■ **What to produce**
Output all of the records word for word and drop the images.

■ **Available records**
/---

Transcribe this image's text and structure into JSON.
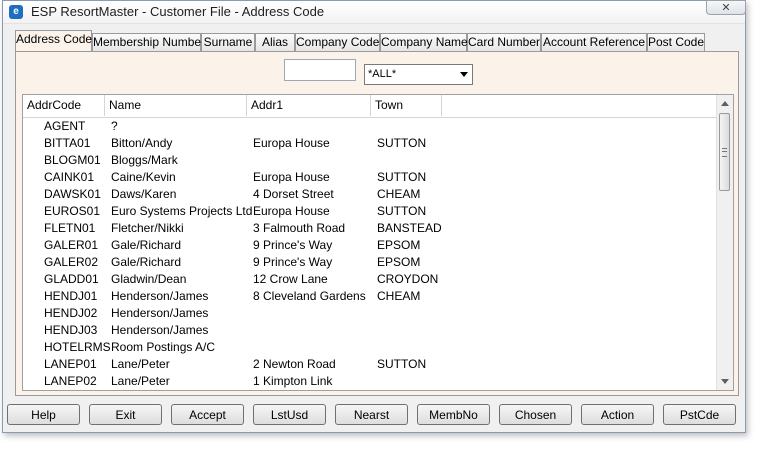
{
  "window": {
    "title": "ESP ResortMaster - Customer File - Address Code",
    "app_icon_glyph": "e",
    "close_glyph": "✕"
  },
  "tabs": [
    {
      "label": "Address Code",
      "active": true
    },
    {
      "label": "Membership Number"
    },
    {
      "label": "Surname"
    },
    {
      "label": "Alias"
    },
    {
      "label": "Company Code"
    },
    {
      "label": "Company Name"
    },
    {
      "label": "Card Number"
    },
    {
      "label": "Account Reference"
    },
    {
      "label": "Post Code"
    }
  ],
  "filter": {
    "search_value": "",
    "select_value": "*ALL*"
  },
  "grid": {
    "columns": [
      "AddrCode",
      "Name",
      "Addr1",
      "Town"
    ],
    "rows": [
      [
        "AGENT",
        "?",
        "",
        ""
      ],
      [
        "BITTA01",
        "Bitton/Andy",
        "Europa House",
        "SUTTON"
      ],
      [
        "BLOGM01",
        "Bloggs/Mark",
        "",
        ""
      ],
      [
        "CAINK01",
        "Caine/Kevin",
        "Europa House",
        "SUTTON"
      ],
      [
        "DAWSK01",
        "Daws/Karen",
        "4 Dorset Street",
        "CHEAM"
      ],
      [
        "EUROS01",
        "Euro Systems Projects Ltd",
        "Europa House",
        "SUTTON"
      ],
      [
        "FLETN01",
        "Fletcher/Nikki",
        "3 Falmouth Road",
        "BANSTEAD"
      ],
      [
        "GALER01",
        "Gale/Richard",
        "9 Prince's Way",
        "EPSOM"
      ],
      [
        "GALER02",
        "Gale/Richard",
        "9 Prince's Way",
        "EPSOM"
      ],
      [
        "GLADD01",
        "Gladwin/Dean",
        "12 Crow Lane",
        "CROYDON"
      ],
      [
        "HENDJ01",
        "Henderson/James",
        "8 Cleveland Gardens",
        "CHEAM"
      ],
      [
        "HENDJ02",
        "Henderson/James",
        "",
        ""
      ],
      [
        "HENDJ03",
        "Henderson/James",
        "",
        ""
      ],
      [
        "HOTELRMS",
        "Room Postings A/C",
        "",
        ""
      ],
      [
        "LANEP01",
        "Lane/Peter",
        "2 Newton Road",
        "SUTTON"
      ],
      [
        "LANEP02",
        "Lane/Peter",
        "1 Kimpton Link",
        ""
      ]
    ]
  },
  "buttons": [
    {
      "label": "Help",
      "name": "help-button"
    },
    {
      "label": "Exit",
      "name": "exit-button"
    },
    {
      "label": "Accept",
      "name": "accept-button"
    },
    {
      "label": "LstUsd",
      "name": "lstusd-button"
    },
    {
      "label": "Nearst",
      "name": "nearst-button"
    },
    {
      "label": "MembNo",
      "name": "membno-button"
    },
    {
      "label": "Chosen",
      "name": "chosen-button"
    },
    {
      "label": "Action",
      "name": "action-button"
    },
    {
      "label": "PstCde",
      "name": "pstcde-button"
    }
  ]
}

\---

■ **Solution**
Transcribe this image's text and structure into JSON.
{
  "window": {
    "title": "ESP ResortMaster - Customer File - Address Code",
    "app_icon_glyph": "e",
    "close_glyph": "✕"
  },
  "tabs": [
    {
      "label": "Address Code",
      "active": true
    },
    {
      "label": "Membership Number"
    },
    {
      "label": "Surname"
    },
    {
      "label": "Alias"
    },
    {
      "label": "Company Code"
    },
    {
      "label": "Company Name"
    },
    {
      "label": "Card Number"
    },
    {
      "label": "Account Reference"
    },
    {
      "label": "Post Code"
    }
  ],
  "filter": {
    "search_value": "",
    "select_value": "*ALL*"
  },
  "grid": {
    "columns": [
      "AddrCode",
      "Name",
      "Addr1",
      "Town"
    ],
    "rows": [
      [
        "AGENT",
        "?",
        "",
        ""
      ],
      [
        "BITTA01",
        "Bitton/Andy",
        "Europa House",
        "SUTTON"
      ],
      [
        "BLOGM01",
        "Bloggs/Mark",
        "",
        ""
      ],
      [
        "CAINK01",
        "Caine/Kevin",
        "Europa House",
        "SUTTON"
      ],
      [
        "DAWSK01",
        "Daws/Karen",
        "4 Dorset Street",
        "CHEAM"
      ],
      [
        "EUROS01",
        "Euro Systems Projects Ltd",
        "Europa House",
        "SUTTON"
      ],
      [
        "FLETN01",
        "Fletcher/Nikki",
        "3 Falmouth Road",
        "BANSTEAD"
      ],
      [
        "GALER01",
        "Gale/Richard",
        "9 Prince's Way",
        "EPSOM"
      ],
      [
        "GALER02",
        "Gale/Richard",
        "9 Prince's Way",
        "EPSOM"
      ],
      [
        "GLADD01",
        "Gladwin/Dean",
        "12 Crow Lane",
        "CROYDON"
      ],
      [
        "HENDJ01",
        "Henderson/James",
        "8 Cleveland Gardens",
        "CHEAM"
      ],
      [
        "HENDJ02",
        "Henderson/James",
        "",
        ""
      ],
      [
        "HENDJ03",
        "Henderson/James",
        "",
        ""
      ],
      [
        "HOTELRMS",
        "Room Postings A/C",
        "",
        ""
      ],
      [
        "LANEP01",
        "Lane/Peter",
        "2 Newton Road",
        "SUTTON"
      ],
      [
        "LANEP02",
        "Lane/Peter",
        "1 Kimpton Link",
        ""
      ]
    ]
  },
  "buttons": [
    {
      "label": "Help",
      "name": "help-button"
    },
    {
      "label": "Exit",
      "name": "exit-button"
    },
    {
      "label": "Accept",
      "name": "accept-button"
    },
    {
      "label": "LstUsd",
      "name": "lstusd-button"
    },
    {
      "label": "Nearst",
      "name": "nearst-button"
    },
    {
      "label": "MembNo",
      "name": "membno-button"
    },
    {
      "label": "Chosen",
      "name": "chosen-button"
    },
    {
      "label": "Action",
      "name": "action-button"
    },
    {
      "label": "PstCde",
      "name": "pstcde-button"
    }
  ]
}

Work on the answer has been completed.